Sometimes the greatest distance is between people. Whether a man alienates himself from society with a façade of cheerfulness, or two friends fail to communicate their feelings of betrayal, invisible barriers plague mankind. Although love should bring people together, when a stoic renter and a dutiful monk choose to court a widow’s daughter, their mutual affections drive a bitter gap between them. During each encounter filled with mistrust and despair, the flaws of human nature slowly reveal themselves...
It is said that humans fear what is different, and that such fears drive much of human behavior. Naoto and Nayao learned the brutal truth of this statement when they see the looks on their parents’ faces, the day they were sent to an isolated laboratory to live out their youth. Their crime? Possessing inherent psychic abilities. Yet now, the brothers have escaped and are at last free to experience the world, but they soon discover that their prison was also their protection from the outside world. The question is, are their powers more dangerous to themselves, or those around them?
Both series are quite psychological. The atmosphere is some what dark, kind of serius and there is something more that make me wonder why you must watch both. In Night Head Genesis, Naota and Naoya had strong bonds of brotherhood, the same you can figure out in Aoi Bungaku series, in the chapter of Run, Melos!
In the streets of Tokyo, a new menace has surfaced: Shounen Bat, a young boy who wears golden roller skates and a baseball cap, and likes to whack people on the head with a golden baseball bat. These seemingly unconnected and random attacks soon become a police investigation... but after all is said and done, is there a pattern to this chaos?
BOuth series hav a tremendas amoun to do with pshycologey and philosophy, all have episodic stories that have some kind of point or insight on life, And bouth have very uniqe animatioun styleys and bouth are made by madhouse
Ten years have passed since the demise of the bubble economy, a time that polarized the world into two groups of people: the rich and the poor. In the present day, Saiga Tatsumi (a former war photographer) has been hired to investigate a secret club for the rich named the Roppongi Club, but he soon discovers secrets much darker than he’d ever imagined. With the help of a exploited goddess named Kagura, Saiga now possesses the power to kill by simply taking a photograph; but can he stay alive long enough to save her from her captors?

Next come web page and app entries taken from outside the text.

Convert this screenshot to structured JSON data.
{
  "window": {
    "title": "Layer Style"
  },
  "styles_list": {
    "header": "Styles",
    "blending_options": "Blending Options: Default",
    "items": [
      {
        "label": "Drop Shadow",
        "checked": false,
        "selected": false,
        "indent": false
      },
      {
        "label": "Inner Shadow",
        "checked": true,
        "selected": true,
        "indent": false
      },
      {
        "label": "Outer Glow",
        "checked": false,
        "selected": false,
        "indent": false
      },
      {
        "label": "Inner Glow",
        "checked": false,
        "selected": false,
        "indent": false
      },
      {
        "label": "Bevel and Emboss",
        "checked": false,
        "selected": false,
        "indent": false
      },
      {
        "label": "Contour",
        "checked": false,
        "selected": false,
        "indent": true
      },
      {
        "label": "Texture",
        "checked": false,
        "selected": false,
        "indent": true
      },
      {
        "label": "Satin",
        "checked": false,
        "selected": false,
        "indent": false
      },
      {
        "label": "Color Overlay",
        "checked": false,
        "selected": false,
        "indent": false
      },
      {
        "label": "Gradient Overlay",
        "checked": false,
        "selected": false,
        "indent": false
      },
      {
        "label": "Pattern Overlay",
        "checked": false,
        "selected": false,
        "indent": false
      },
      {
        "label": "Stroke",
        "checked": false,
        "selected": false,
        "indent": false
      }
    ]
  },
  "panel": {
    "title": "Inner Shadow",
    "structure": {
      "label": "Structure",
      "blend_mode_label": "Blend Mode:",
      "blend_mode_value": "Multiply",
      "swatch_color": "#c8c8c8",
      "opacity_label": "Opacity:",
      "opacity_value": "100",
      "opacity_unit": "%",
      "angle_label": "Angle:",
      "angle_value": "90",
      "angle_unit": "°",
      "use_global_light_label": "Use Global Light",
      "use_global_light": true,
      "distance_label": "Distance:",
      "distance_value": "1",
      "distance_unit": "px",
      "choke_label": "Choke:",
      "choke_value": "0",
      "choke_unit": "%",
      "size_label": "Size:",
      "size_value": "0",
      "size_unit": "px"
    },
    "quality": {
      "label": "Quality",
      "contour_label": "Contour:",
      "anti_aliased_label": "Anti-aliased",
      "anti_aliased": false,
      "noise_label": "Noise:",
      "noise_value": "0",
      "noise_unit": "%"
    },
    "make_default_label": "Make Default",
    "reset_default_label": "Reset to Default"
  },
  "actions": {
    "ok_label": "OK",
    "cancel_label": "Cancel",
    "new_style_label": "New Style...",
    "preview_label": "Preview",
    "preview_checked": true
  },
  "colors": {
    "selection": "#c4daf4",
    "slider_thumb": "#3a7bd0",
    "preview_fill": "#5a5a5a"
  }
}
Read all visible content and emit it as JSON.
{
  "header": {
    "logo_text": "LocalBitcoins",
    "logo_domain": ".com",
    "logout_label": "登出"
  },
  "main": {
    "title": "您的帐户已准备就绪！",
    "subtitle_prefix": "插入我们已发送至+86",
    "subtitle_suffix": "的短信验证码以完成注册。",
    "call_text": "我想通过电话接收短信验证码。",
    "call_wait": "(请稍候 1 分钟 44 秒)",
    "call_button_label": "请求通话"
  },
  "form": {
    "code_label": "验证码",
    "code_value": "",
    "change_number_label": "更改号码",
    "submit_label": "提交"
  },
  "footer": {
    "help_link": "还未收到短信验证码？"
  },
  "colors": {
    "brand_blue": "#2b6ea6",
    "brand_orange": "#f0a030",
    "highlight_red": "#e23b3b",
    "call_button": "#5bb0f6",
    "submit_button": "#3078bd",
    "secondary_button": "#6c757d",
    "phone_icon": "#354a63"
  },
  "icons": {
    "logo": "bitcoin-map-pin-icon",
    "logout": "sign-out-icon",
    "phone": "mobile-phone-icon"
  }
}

Both feature very human elements- of the lesser degree- and speaks volumes of the true nature of man.
Aoi Bungaku is not as action packed[though very violent at times] but it still ventures into the realms of the darker side of the human mind. Few several short stories it makes valuable comparisons between natural human emotion and severe psychosis, all the while maintaining a fast-paced story to keep the viewer interested.
If you like action, vice violence mixed in with your intelligent observation of society, this is a show for you.
At the Kokumondo book store, Suzuri will do whatever it takes to find the most rare and historic artifacts for his customers – in fact, the man has just procured a tale of a terrifying spider monster who ate the men of a village one by one. But when Suzuri's assistant Mizuki opened the book, little did the two know that the monster herself would be unsealed from the pages, nor that she'd be an adorable little girl!
Creepy tales abound in Aoi Bungaku, and Wasurenagumo, a stand-alone tale, fits perfectly in with the atmosphere created in Aoi Bungaku. These shows compliment each other very well. If you like horror in small doses, both are sure to float your boat.